"There have been inquiries and a few articles claiming that Samsung Electronics is going to offer a Facebook-like service, being developed under a codename called 'Samsung Facebook.' However, this is not true and the rumor is groundless," Samsung said in a Thursday blog post.
All together now: Let's all thank Samsung for averting what could only have been a major embarrassment.
Hardware makers' forays into social networking have been anything but successful. The best example, of course, is Apple's Ping social network. The network, which is baked into its iTunes desktop software and iOS devices, allows Apple customers to share music, "like" bands, albums, and songs, and share recent music purchases with their followers. The service has gained little traction, and, according to AllThingsD, is going to be nixed in the very near future.
If Apple, the largest seller of music in the world and owner of the most popular tablet and one of the most popular smartphones in the world, can't convince tens of millions of users to engage more with software they are already using, it's a pretty good bet that Samsung won't be able to, either.
Facebook has become ubiquitous, and Twitter is at least on most peoples' radar.
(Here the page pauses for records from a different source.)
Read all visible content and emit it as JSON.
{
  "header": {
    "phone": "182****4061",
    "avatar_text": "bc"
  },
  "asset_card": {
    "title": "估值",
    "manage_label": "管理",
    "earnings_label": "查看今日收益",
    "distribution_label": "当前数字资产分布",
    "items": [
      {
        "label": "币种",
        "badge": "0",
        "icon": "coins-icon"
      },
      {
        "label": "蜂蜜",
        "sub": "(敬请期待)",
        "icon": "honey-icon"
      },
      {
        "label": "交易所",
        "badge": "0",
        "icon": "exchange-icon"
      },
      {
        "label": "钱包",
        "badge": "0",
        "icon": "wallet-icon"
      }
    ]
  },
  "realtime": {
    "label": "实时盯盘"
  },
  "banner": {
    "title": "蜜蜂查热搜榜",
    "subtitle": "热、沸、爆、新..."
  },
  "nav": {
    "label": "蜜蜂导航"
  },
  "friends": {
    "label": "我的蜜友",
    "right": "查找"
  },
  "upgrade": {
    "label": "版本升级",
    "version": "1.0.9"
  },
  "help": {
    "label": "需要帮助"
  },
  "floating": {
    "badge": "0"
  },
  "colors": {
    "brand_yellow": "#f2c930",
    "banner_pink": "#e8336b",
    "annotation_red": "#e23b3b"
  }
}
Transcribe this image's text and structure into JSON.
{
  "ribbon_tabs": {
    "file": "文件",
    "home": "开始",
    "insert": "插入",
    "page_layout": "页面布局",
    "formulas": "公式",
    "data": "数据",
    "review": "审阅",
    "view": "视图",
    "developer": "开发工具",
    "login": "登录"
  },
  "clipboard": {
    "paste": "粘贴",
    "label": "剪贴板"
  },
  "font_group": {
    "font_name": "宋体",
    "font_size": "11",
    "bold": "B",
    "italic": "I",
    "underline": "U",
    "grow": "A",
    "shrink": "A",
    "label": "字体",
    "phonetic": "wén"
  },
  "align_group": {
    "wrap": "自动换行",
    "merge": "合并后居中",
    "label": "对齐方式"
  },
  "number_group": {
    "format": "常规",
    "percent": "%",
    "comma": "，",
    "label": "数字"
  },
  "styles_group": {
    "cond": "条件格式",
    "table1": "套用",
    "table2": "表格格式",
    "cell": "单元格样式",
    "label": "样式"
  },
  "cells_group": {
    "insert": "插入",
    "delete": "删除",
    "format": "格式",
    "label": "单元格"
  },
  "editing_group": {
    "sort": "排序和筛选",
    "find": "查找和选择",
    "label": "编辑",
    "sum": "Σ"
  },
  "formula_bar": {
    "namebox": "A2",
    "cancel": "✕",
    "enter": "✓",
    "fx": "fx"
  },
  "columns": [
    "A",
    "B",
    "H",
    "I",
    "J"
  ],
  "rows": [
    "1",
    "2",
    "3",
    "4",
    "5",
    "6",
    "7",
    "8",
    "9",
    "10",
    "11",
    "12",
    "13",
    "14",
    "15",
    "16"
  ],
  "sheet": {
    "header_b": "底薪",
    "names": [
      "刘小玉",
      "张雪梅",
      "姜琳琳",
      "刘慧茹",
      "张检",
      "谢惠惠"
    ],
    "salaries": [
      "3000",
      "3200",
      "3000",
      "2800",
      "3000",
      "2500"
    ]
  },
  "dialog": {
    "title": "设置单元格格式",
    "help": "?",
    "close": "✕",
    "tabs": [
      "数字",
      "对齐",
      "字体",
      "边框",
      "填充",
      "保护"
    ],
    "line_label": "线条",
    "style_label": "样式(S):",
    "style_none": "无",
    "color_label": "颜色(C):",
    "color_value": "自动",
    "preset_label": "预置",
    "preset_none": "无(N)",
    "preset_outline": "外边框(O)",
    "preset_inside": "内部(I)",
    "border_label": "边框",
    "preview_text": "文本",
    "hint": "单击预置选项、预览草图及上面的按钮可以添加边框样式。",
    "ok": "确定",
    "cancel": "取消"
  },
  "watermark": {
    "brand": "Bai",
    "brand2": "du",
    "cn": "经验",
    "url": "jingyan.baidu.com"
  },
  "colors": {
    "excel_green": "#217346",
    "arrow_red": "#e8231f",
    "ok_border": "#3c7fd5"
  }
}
With two such strong networks already firmly established, it will only become harder for new entrants to make a dent against them. I'm not saying people shouldn't try, but smartphone makers probably aren't the best ones to start.
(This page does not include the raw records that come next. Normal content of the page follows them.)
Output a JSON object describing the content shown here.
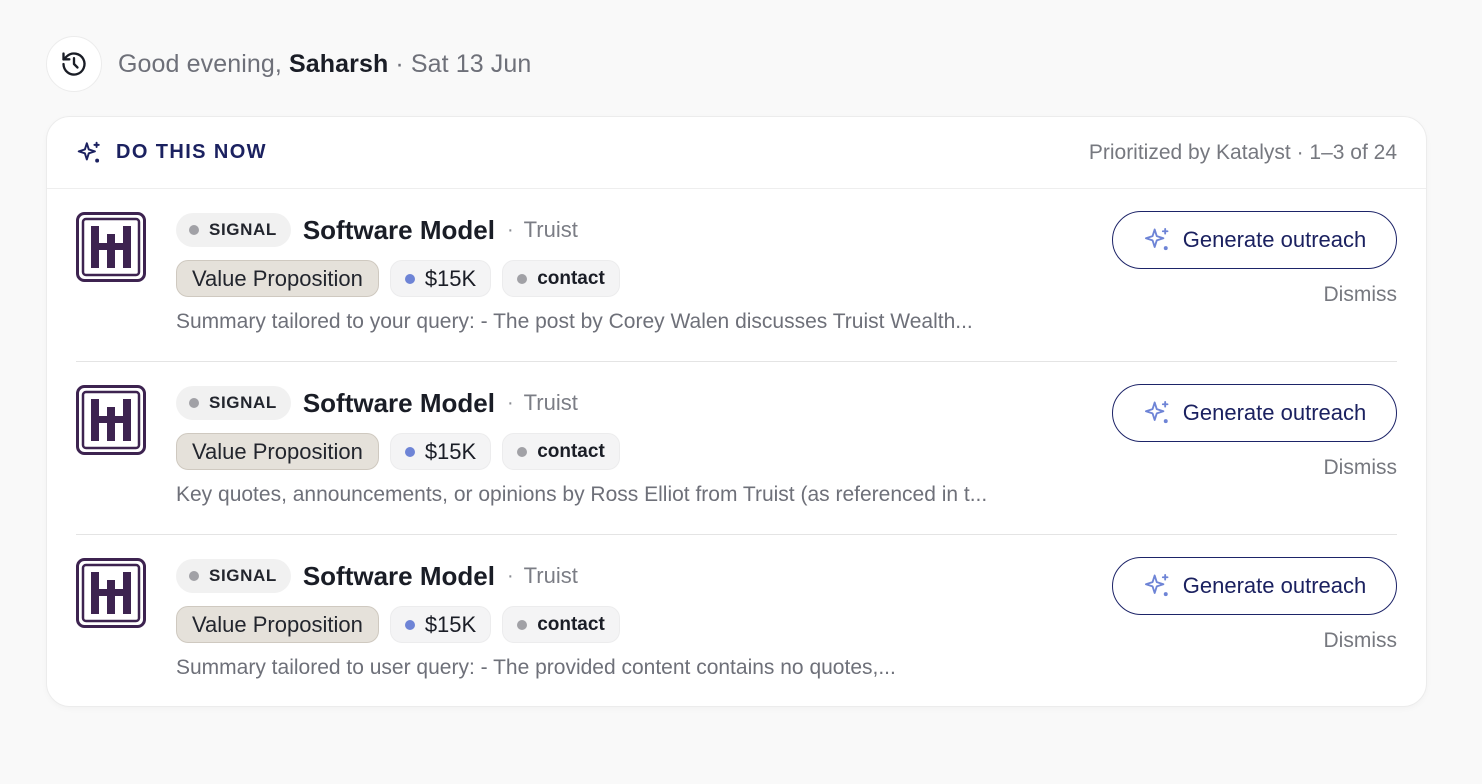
{
  "greeting": {
    "prefix": "Good evening, ",
    "name": "Saharsh",
    "date": " · Sat 13 Jun",
    "history_icon": "history-icon"
  },
  "panel": {
    "title": "DO THIS NOW",
    "title_icon": "sparkle-icon",
    "meta": "Prioritized by Katalyst · 1–3 of 24"
  },
  "items": [
    {
      "badge": "SIGNAL",
      "title": "Software Model",
      "separator": "·",
      "company": "Truist",
      "category": "Value Proposition",
      "value": "$15K",
      "contact": "contact",
      "summary": "Summary tailored to your query: - The post by Corey Walen discusses Truist Wealth...",
      "primary_action": "Generate outreach",
      "secondary_action": "Dismiss"
    },
    {
      "badge": "SIGNAL",
      "title": "Software Model",
      "separator": "·",
      "company": "Truist",
      "category": "Value Proposition",
      "value": "$15K",
      "contact": "contact",
      "summary": "Key quotes, announcements, or opinions by Ross Elliot from Truist (as referenced in t...",
      "primary_action": "Generate outreach",
      "secondary_action": "Dismiss"
    },
    {
      "badge": "SIGNAL",
      "title": "Software Model",
      "separator": "·",
      "company": "Truist",
      "category": "Value Proposition",
      "value": "$15K",
      "contact": "contact",
      "summary": "Summary tailored to user query: - The provided content contains no quotes,...",
      "primary_action": "Generate outreach",
      "secondary_action": "Dismiss"
    }
  ],
  "colors": {
    "accent_navy": "#1b2160",
    "logo_purple": "#3d2350",
    "value_dot": "#6e84d6",
    "status_dot": "#a1a1a6"
  }
}
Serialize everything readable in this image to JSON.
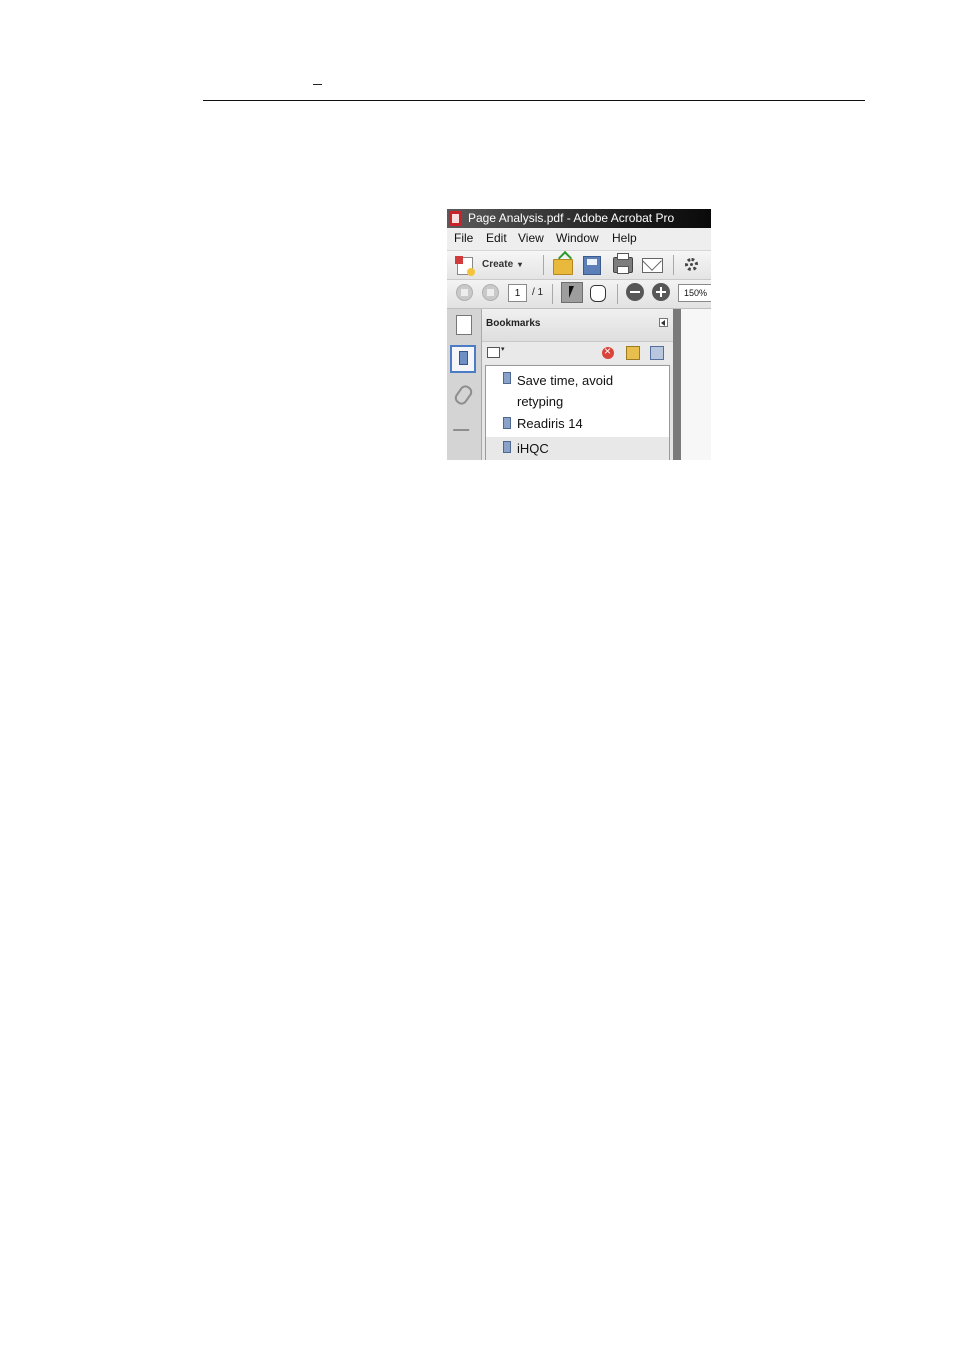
{
  "header": {
    "mark": "–"
  },
  "window": {
    "title": "Page Analysis.pdf - Adobe Acrobat Pro"
  },
  "menu": {
    "items": [
      "File",
      "Edit",
      "View",
      "Window",
      "Help"
    ]
  },
  "toolbar": {
    "create_label": "Create",
    "create_caret": "▾"
  },
  "navigation": {
    "current_page": "1",
    "total_pages": "/ 1",
    "zoom": "150%"
  },
  "bookmarks_panel": {
    "title": "Bookmarks",
    "options_caret": "▾",
    "items": [
      {
        "label_line1": "Save time, avoid",
        "label_line2": "retyping"
      },
      {
        "label": "Readiris 14"
      },
      {
        "label": "iHQC",
        "selected": true
      }
    ]
  },
  "icons": [
    "pdf-app-icon",
    "create-icon",
    "open-folder-icon",
    "save-icon",
    "print-icon",
    "email-icon",
    "gear-icon",
    "previous-page-icon",
    "next-page-icon",
    "select-tool-icon",
    "hand-icon",
    "zoom-out-icon",
    "zoom-in-icon",
    "pages-icon",
    "bookmark-icon",
    "attachment-icon",
    "signature-icon",
    "collapse-icon",
    "bookmark-options-icon",
    "delete-bookmark-icon",
    "new-bookmark-icon",
    "expand-bookmark-icon"
  ],
  "colors": {
    "titlebar": "#2a2a2a",
    "accent": "#4d7cc7",
    "pdf_red": "#c8232c"
  }
}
New apps promise to inject social features across entire workflows, raising new problems for IT. In the new, all-digital Social Networking issue of InformationWeek, find out how companies are making social networking part of the way their employees work. Also in this issue: How to better manage your video data. (Free with registration.)
Social is a Business ImperativeThe use of social media for a host of business purposes is rising. Indeed, social is quickly moving from cutting edge to business basic. Organizations that have so far ignored social - either because they thought it was a passing fad or just didnít have the resources to properly evaluate potential use cases and products - must start giving it serious consideration.
Social is a Business ImperativeSocial media is critical in the age of digital business. How can IT help? First, work with the marketing team to set up social networking programs on Facebook, Twitter, and LinkedIn, at minimum. Then work to put social media sentiment analytics in place to measure success.